Stored dataset items →

┌──

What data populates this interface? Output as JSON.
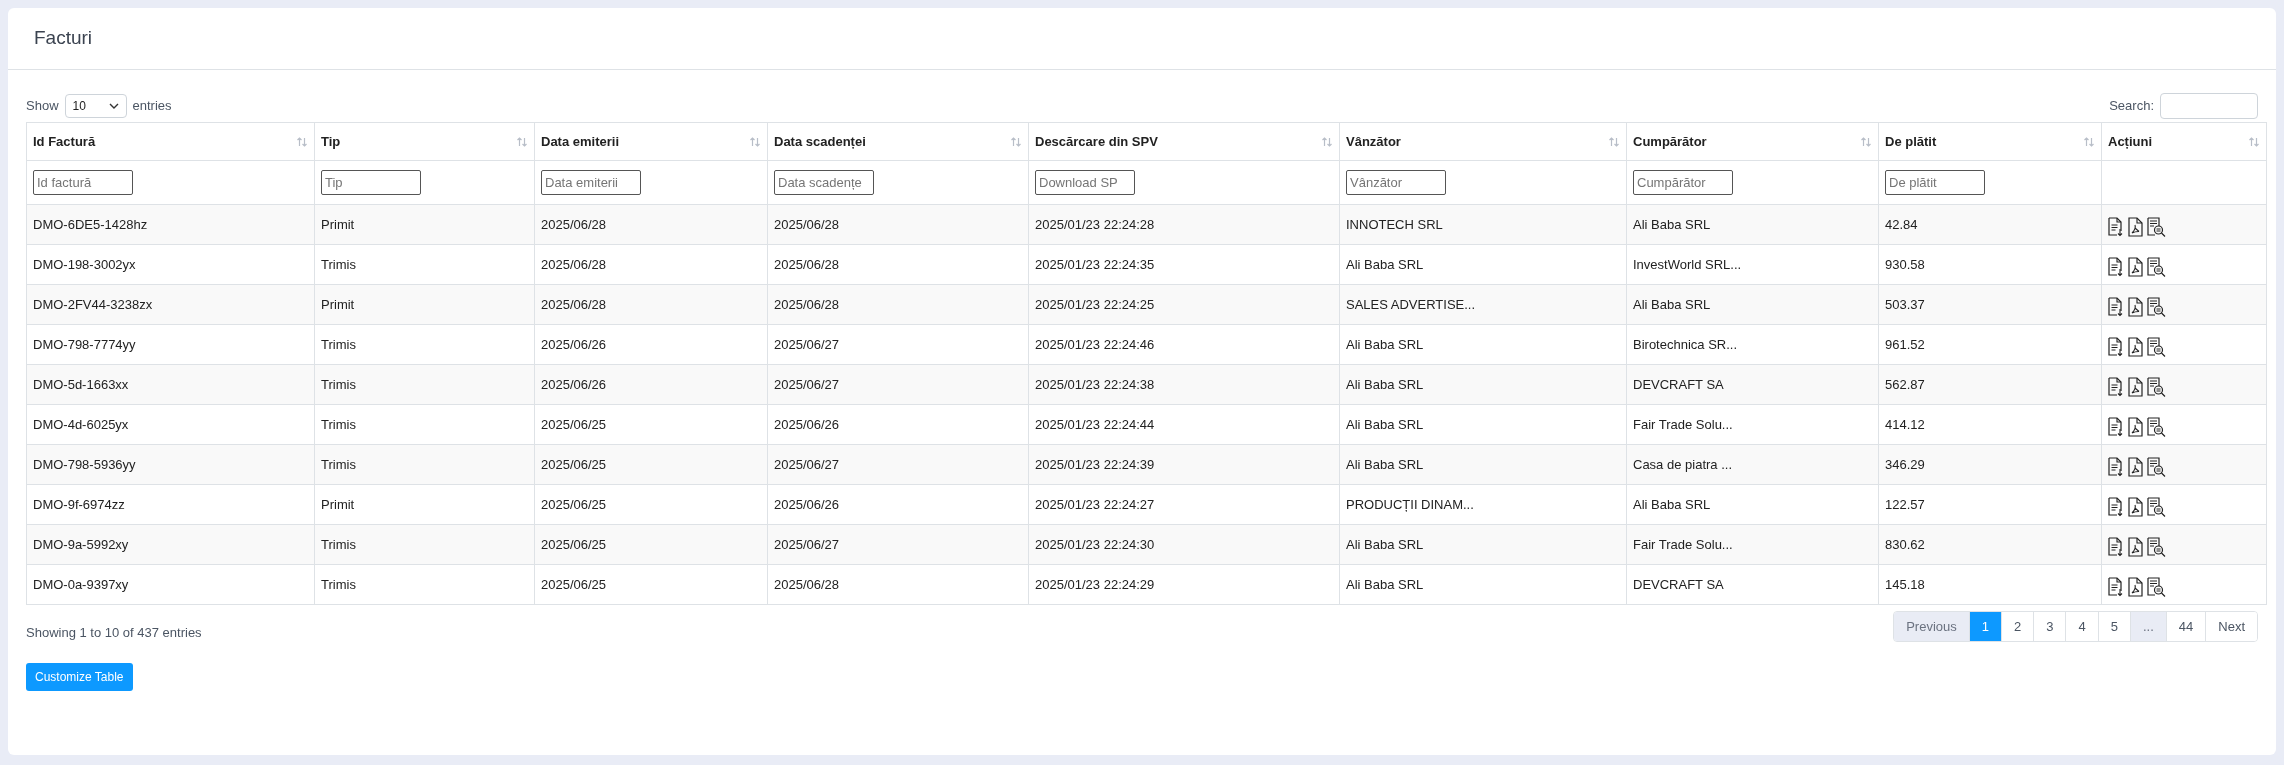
{
  "card": {
    "title": "Facturi"
  },
  "length_menu": {
    "before": "Show",
    "value": "10",
    "after": "entries"
  },
  "search": {
    "label": "Search:"
  },
  "table": {
    "columns": [
      {
        "label": "Id Factură",
        "filter_placeholder": "Id factură"
      },
      {
        "label": "Tip",
        "filter_placeholder": "Tip"
      },
      {
        "label": "Data emiterii",
        "filter_placeholder": "Data emiterii"
      },
      {
        "label": "Data scadenței",
        "filter_placeholder": "Data scadențe"
      },
      {
        "label": "Descărcare din SPV",
        "filter_placeholder": "Download SP"
      },
      {
        "label": "Vânzător",
        "filter_placeholder": "Vânzător"
      },
      {
        "label": "Cumpărător",
        "filter_placeholder": "Cumpărător"
      },
      {
        "label": "De plătit",
        "filter_placeholder": "De plătit"
      },
      {
        "label": "Acțiuni"
      }
    ],
    "rows": [
      [
        "DMO-6DE5-1428hz",
        "Primit",
        "2025/06/28",
        "2025/06/28",
        "2025/01/23 22:24:28",
        "INNOTECH SRL",
        "Ali Baba SRL",
        "42.84"
      ],
      [
        "DMO-198-3002yx",
        "Trimis",
        "2025/06/28",
        "2025/06/28",
        "2025/01/23 22:24:35",
        "Ali Baba SRL",
        "InvestWorld SRL...",
        "930.58"
      ],
      [
        "DMO-2FV44-3238zx",
        "Primit",
        "2025/06/28",
        "2025/06/28",
        "2025/01/23 22:24:25",
        "SALES ADVERTISE...",
        "Ali Baba SRL",
        "503.37"
      ],
      [
        "DMO-798-7774yy",
        "Trimis",
        "2025/06/26",
        "2025/06/27",
        "2025/01/23 22:24:46",
        "Ali Baba SRL",
        "Birotechnica SR...",
        "961.52"
      ],
      [
        "DMO-5d-1663xx",
        "Trimis",
        "2025/06/26",
        "2025/06/27",
        "2025/01/23 22:24:38",
        "Ali Baba SRL",
        "DEVCRAFT SA",
        "562.87"
      ],
      [
        "DMO-4d-6025yx",
        "Trimis",
        "2025/06/25",
        "2025/06/26",
        "2025/01/23 22:24:44",
        "Ali Baba SRL",
        "Fair Trade Solu...",
        "414.12"
      ],
      [
        "DMO-798-5936yy",
        "Trimis",
        "2025/06/25",
        "2025/06/27",
        "2025/01/23 22:24:39",
        "Ali Baba SRL",
        "Casa de piatra ...",
        "346.29"
      ],
      [
        "DMO-9f-6974zz",
        "Primit",
        "2025/06/25",
        "2025/06/26",
        "2025/01/23 22:24:27",
        "PRODUCȚII DINAM...",
        "Ali Baba SRL",
        "122.57"
      ],
      [
        "DMO-9a-5992xy",
        "Trimis",
        "2025/06/25",
        "2025/06/27",
        "2025/01/23 22:24:30",
        "Ali Baba SRL",
        "Fair Trade Solu...",
        "830.62"
      ],
      [
        "DMO-0a-9397xy",
        "Trimis",
        "2025/06/25",
        "2025/06/28",
        "2025/01/23 22:24:29",
        "Ali Baba SRL",
        "DEVCRAFT SA",
        "145.18"
      ]
    ]
  },
  "info": "Showing 1 to 10 of 437 entries",
  "pagination": [
    {
      "label": "Previous",
      "selected": false,
      "disabled": true
    },
    {
      "label": "1",
      "selected": true,
      "disabled": false
    },
    {
      "label": "2",
      "selected": false,
      "disabled": false
    },
    {
      "label": "3",
      "selected": false,
      "disabled": false
    },
    {
      "label": "4",
      "selected": false,
      "disabled": false
    },
    {
      "label": "5",
      "selected": false,
      "disabled": false
    },
    {
      "label": "...",
      "selected": false,
      "disabled": true
    },
    {
      "label": "44",
      "selected": false,
      "disabled": false
    },
    {
      "label": "Next",
      "selected": false,
      "disabled": false
    }
  ],
  "customize_button": "Customize Table"
}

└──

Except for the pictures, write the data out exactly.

OUTPUT FOR THIS EXERCISE →
What data populates this interface? Output as JSON.
{
  "card": {
    "title": "Facturi"
  },
  "length_menu": {
    "before": "Show",
    "value": "10",
    "after": "entries"
  },
  "search": {
    "label": "Search:"
  },
  "table": {
    "columns": [
      {
        "label": "Id Factură",
        "filter_placeholder": "Id factură"
      },
      {
        "label": "Tip",
        "filter_placeholder": "Tip"
      },
      {
        "label": "Data emiterii",
        "filter_placeholder": "Data emiterii"
      },
      {
        "label": "Data scadenței",
        "filter_placeholder": "Data scadențe"
      },
      {
        "label": "Descărcare din SPV",
        "filter_placeholder": "Download SP"
      },
      {
        "label": "Vânzător",
        "filter_placeholder": "Vânzător"
      },
      {
        "label": "Cumpărător",
        "filter_placeholder": "Cumpărător"
      },
      {
        "label": "De plătit",
        "filter_placeholder": "De plătit"
      },
      {
        "label": "Acțiuni"
      }
    ],
    "rows": [
      [
        "DMO-6DE5-1428hz",
        "Primit",
        "2025/06/28",
        "2025/06/28",
        "2025/01/23 22:24:28",
        "INNOTECH SRL",
        "Ali Baba SRL",
        "42.84"
      ],
      [
        "DMO-198-3002yx",
        "Trimis",
        "2025/06/28",
        "2025/06/28",
        "2025/01/23 22:24:35",
        "Ali Baba SRL",
        "InvestWorld SRL...",
        "930.58"
      ],
      [
        "DMO-2FV44-3238zx",
        "Primit",
        "2025/06/28",
        "2025/06/28",
        "2025/01/23 22:24:25",
        "SALES ADVERTISE...",
        "Ali Baba SRL",
        "503.37"
      ],
      [
        "DMO-798-7774yy",
        "Trimis",
        "2025/06/26",
        "2025/06/27",
        "2025/01/23 22:24:46",
        "Ali Baba SRL",
        "Birotechnica SR...",
        "961.52"
      ],
      [
        "DMO-5d-1663xx",
        "Trimis",
        "2025/06/26",
        "2025/06/27",
        "2025/01/23 22:24:38",
        "Ali Baba SRL",
        "DEVCRAFT SA",
        "562.87"
      ],
      [
        "DMO-4d-6025yx",
        "Trimis",
        "2025/06/25",
        "2025/06/26",
        "2025/01/23 22:24:44",
        "Ali Baba SRL",
        "Fair Trade Solu...",
        "414.12"
      ],
      [
        "DMO-798-5936yy",
        "Trimis",
        "2025/06/25",
        "2025/06/27",
        "2025/01/23 22:24:39",
        "Ali Baba SRL",
        "Casa de piatra ...",
        "346.29"
      ],
      [
        "DMO-9f-6974zz",
        "Primit",
        "2025/06/25",
        "2025/06/26",
        "2025/01/23 22:24:27",
        "PRODUCȚII DINAM...",
        "Ali Baba SRL",
        "122.57"
      ],
      [
        "DMO-9a-5992xy",
        "Trimis",
        "2025/06/25",
        "2025/06/27",
        "2025/01/23 22:24:30",
        "Ali Baba SRL",
        "Fair Trade Solu...",
        "830.62"
      ],
      [
        "DMO-0a-9397xy",
        "Trimis",
        "2025/06/25",
        "2025/06/28",
        "2025/01/23 22:24:29",
        "Ali Baba SRL",
        "DEVCRAFT SA",
        "145.18"
      ]
    ]
  },
  "info": "Showing 1 to 10 of 437 entries",
  "pagination": [
    {
      "label": "Previous",
      "selected": false,
      "disabled": true
    },
    {
      "label": "1",
      "selected": true,
      "disabled": false
    },
    {
      "label": "2",
      "selected": false,
      "disabled": false
    },
    {
      "label": "3",
      "selected": false,
      "disabled": false
    },
    {
      "label": "4",
      "selected": false,
      "disabled": false
    },
    {
      "label": "5",
      "selected": false,
      "disabled": false
    },
    {
      "label": "...",
      "selected": false,
      "disabled": true
    },
    {
      "label": "44",
      "selected": false,
      "disabled": false
    },
    {
      "label": "Next",
      "selected": false,
      "disabled": false
    }
  ],
  "customize_button": "Customize Table"
}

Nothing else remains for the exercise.